* Task prompt *
Sift the material for lines containing "Options", and return them.

* The data *
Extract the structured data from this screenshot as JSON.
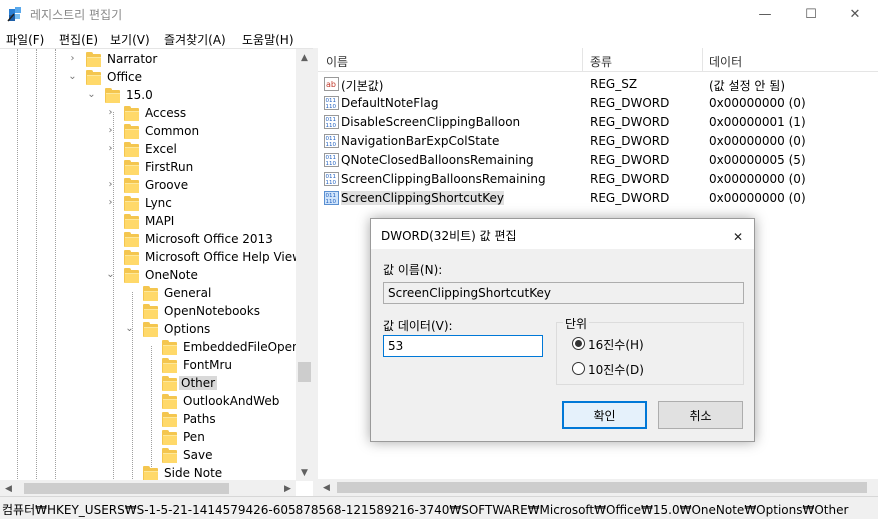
{
  "window": {
    "title": "레지스트리 편집기",
    "minimize": "—",
    "maximize": "☐",
    "close": "✕"
  },
  "menu": [
    "파일(F)",
    "편집(E)",
    "보기(V)",
    "즐겨찾기(A)",
    "도움말(H)"
  ],
  "tree": {
    "nodes": [
      {
        "label": "Narrator",
        "expander": "›"
      },
      {
        "label": "Office",
        "expander": "⌄"
      },
      {
        "label": "15.0",
        "expander": "⌄"
      },
      {
        "label": "Access",
        "expander": "›"
      },
      {
        "label": "Common",
        "expander": "›"
      },
      {
        "label": "Excel",
        "expander": "›"
      },
      {
        "label": "FirstRun",
        "expander": ""
      },
      {
        "label": "Groove",
        "expander": "›"
      },
      {
        "label": "Lync",
        "expander": "›"
      },
      {
        "label": "MAPI",
        "expander": ""
      },
      {
        "label": "Microsoft Office 2013",
        "expander": ""
      },
      {
        "label": "Microsoft Office Help Viewer",
        "expander": ""
      },
      {
        "label": "OneNote",
        "expander": "⌄"
      },
      {
        "label": "General",
        "expander": ""
      },
      {
        "label": "OpenNotebooks",
        "expander": ""
      },
      {
        "label": "Options",
        "expander": "⌄"
      },
      {
        "label": "EmbeddedFileOpenConfirmation",
        "expander": ""
      },
      {
        "label": "FontMru",
        "expander": ""
      },
      {
        "label": "Other",
        "expander": ""
      },
      {
        "label": "OutlookAndWeb",
        "expander": ""
      },
      {
        "label": "Paths",
        "expander": ""
      },
      {
        "label": "Pen",
        "expander": ""
      },
      {
        "label": "Save",
        "expander": ""
      },
      {
        "label": "Side Note",
        "expander": ""
      }
    ],
    "selected": "Other"
  },
  "list": {
    "headers": {
      "name": "이름",
      "type": "종류",
      "data": "데이터"
    },
    "rows": [
      {
        "icon": "string-value-icon",
        "name": "(기본값)",
        "type": "REG_SZ",
        "data": "(값 설정 안 됨)"
      },
      {
        "icon": "binary-value-icon",
        "name": "DefaultNoteFlag",
        "type": "REG_DWORD",
        "data": "0x00000000 (0)"
      },
      {
        "icon": "binary-value-icon",
        "name": "DisableScreenClippingBalloon",
        "type": "REG_DWORD",
        "data": "0x00000001 (1)"
      },
      {
        "icon": "binary-value-icon",
        "name": "NavigationBarExpColState",
        "type": "REG_DWORD",
        "data": "0x00000000 (0)"
      },
      {
        "icon": "binary-value-icon",
        "name": "QNoteClosedBalloonsRemaining",
        "type": "REG_DWORD",
        "data": "0x00000005 (5)"
      },
      {
        "icon": "binary-value-icon",
        "name": "ScreenClippingBalloonsRemaining",
        "type": "REG_DWORD",
        "data": "0x00000000 (0)"
      },
      {
        "icon": "binary-value-icon",
        "name": "ScreenClippingShortcutKey",
        "type": "REG_DWORD",
        "data": "0x00000000 (0)"
      }
    ]
  },
  "status": "컴퓨터₩HKEY_USERS₩S-1-5-21-1414579426-605878568-121589216-3740₩SOFTWARE₩Microsoft₩Office₩15.0₩OneNote₩Options₩Other",
  "dialog": {
    "title": "DWORD(32비트) 값 편집",
    "value_name_label": "값 이름(N):",
    "value_name": "ScreenClippingShortcutKey",
    "value_data_label": "값 데이터(V):",
    "value_data": "53",
    "base_label": "단위",
    "hex_label": "16진수(H)",
    "dec_label": "10진수(D)",
    "base_selected": "hex",
    "ok_label": "확인",
    "cancel_label": "취소"
  },
  "colors": {
    "folder": "#f4c64f",
    "accent": "#0078d7",
    "selection": "#d9d9d9"
  }
}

* Response to this task *
        "label": "Options",
  "status": "컴퓨터₩HKEY_USERS₩S-1-5-21-1414579426-605878568-121589216-3740₩SOFTWARE₩Microsoft₩Office₩15.0₩OneNote₩Options₩Other",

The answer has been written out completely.